With the school year in full swing, kids have been interacting with peers in person every day for a few months now. But despite a return to some normalcy on the classroom front, many children are experiencing high levels of anxiety. For some, school was a primary cause of that stress even before COVID. According to a 2019 Pew research study, 61 percent of teens surveyed felt pressure to excel academically, 29 percent felt pressure about their appearance, 28 percent worried about fitting in socially and 21 percent felt pressure to do well in sports. Combined with the added stressors that come with a pandemic, it’s no wonder kids of all ages are experiencing heightened levels of anxiety. Here’s what parents can do to help kids manage all that pressure in a healthy way:


Anxiety in children can present as fear, worry, irritability or anger, and may even cause trouble sleeping, according to the Centers for Disease Control and Prevention. It can also cause physical symptoms such as headaches, stomachaches and fatigue. In children who internalize their anxiety, symptoms may be hard for parents to pick up on. “There are definitely children who were suffering from anxiety prior to the pandemic, and then there are students who had never shown any symptoms of anxiety until the pandemic,” says Julie Marshall, LCSW, a therapist at Verne Psychotherapy and Wellness in Montclair.“For some children who maybe had undiagnosed social anxiety, parents may have seen a drastic change in their children.”

But with so many kids struggling, the mental health of students is a primary concern of schools this year, Marshall says. “All the districts have received funding to bring in extra support for mental health because they know that children really need to have those needs met to be successful academically,” she says.


Sleep is vital to our kids’ physical and mental health, and research indicates that not getting enough of it causes a marked uptick in anxiety among children and adolescents. To help keep kids’ anxiety from becoming unbearable, it’s important that they stick to regular sleep and wake times, says Marshall. The American Academy of Pediatrics recommends that teens get 8-10 hours of sleep each night. Younger kids, from ages 6 to 12, need 9-11 hours. Parents should help children establish a bedtime that guarantees they get the sleep they need to succeed.
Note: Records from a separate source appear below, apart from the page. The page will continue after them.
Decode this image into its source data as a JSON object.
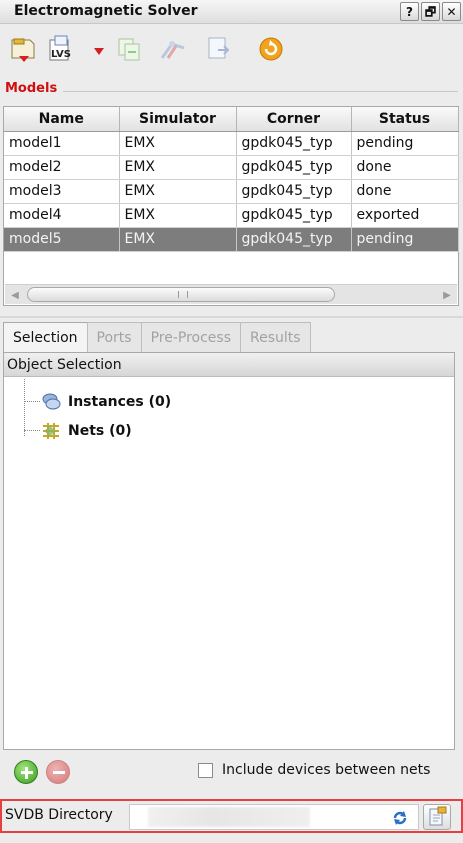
{
  "window": {
    "title": "Electromagnetic Solver",
    "buttons": [
      "?",
      "🗗",
      "✕"
    ]
  },
  "toolbar": {
    "icons": [
      "new-model-icon",
      "lvs-icon",
      "copy-icon",
      "flow-icon",
      "export-icon",
      "refresh-icon"
    ],
    "lvs_text": "LVS"
  },
  "models": {
    "section_label": "Models",
    "columns": [
      "Name",
      "Simulator",
      "Corner",
      "Status"
    ],
    "rows": [
      [
        "model1",
        "EMX",
        "gpdk045_typ",
        "pending"
      ],
      [
        "model2",
        "EMX",
        "gpdk045_typ",
        "done"
      ],
      [
        "model3",
        "EMX",
        "gpdk045_typ",
        "done"
      ],
      [
        "model4",
        "EMX",
        "gpdk045_typ",
        "exported"
      ],
      [
        "model5",
        "EMX",
        "gpdk045_typ",
        "pending"
      ]
    ],
    "selected_row": 4
  },
  "tabs": [
    {
      "label": "Selection",
      "active": true
    },
    {
      "label": "Ports",
      "active": false
    },
    {
      "label": "Pre-Process",
      "active": false
    },
    {
      "label": "Results",
      "active": false
    }
  ],
  "tree": {
    "header": "Object Selection",
    "items": [
      {
        "label": "Instances (0)",
        "icon": "instances-icon"
      },
      {
        "label": "Nets (0)",
        "icon": "nets-icon"
      }
    ]
  },
  "options": {
    "include_devices_label": "Include devices between nets",
    "include_devices_checked": false
  },
  "svdb": {
    "label": "SVDB Directory",
    "value": ""
  }
}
Journaling or meditating using apps like Headspace or Calm can be effective ways to relax and decompress. “If a child is really stressed out, sensory tools and techniques can be helpful. Kids can try things like splashing cold water on their face or tensing and releasing certain muscle groups. For younger kids, parents can try something sensory, like making slime, as a fun activity. Doing something with their hands can be very helpful for kids, both as a distraction as well as for regulating their emotions,” Marshall says. Exercise is a proven anxiety and stress reducer, so encourage your kids to get moving. Going for a walk or doing something together as a family can be very helpful because it opens up the opportunity to check in with your kids, says Marshall.


Being able to communicate their feelings and emotions openly is another important tool for kids when it comes to managing stress. “A lot of times, kids may not know how to manage their stress or what to do with it; it seems too big for them,” says Marshall. “Promoting healthy, open conversation and reinforcing that it’s normal to talk about feelings and emotions helps parents be supportive when stress happens. It also helps in the long run so kids don’t get to the point where they’re feeling like they’re exploding because it’s just too much.”

Encouraging kids to be independent is an important way to boost their resiliency overall, says Nicole McQuillen, LCSW, senior vice president of children and family services at Care Plus NJ. “Give them age-appropriate tasks to do to help them feel good and learn how to give back.”


When your kids are anxious about something, it’s helpful to role-play different scenarios so they can practice solving problems on their own, says McQuillen. “I think sometimes, especially when you have very young children, parents may problem-solve for them, and depending on the scenario, that could be warranted. But by modeling these things for them in an age-appropriate way, they’ll become more independent. They’ll become more resilient and confident,” she says.

Parents are stressed too, and shouldn’t be afraid to reach out for help, says McQuillen. “Schools have internal resources, but there are also private, nonprofit mental health centers that have resources, whether it’s individual counseling, family counseling, groups or specialty services for children.”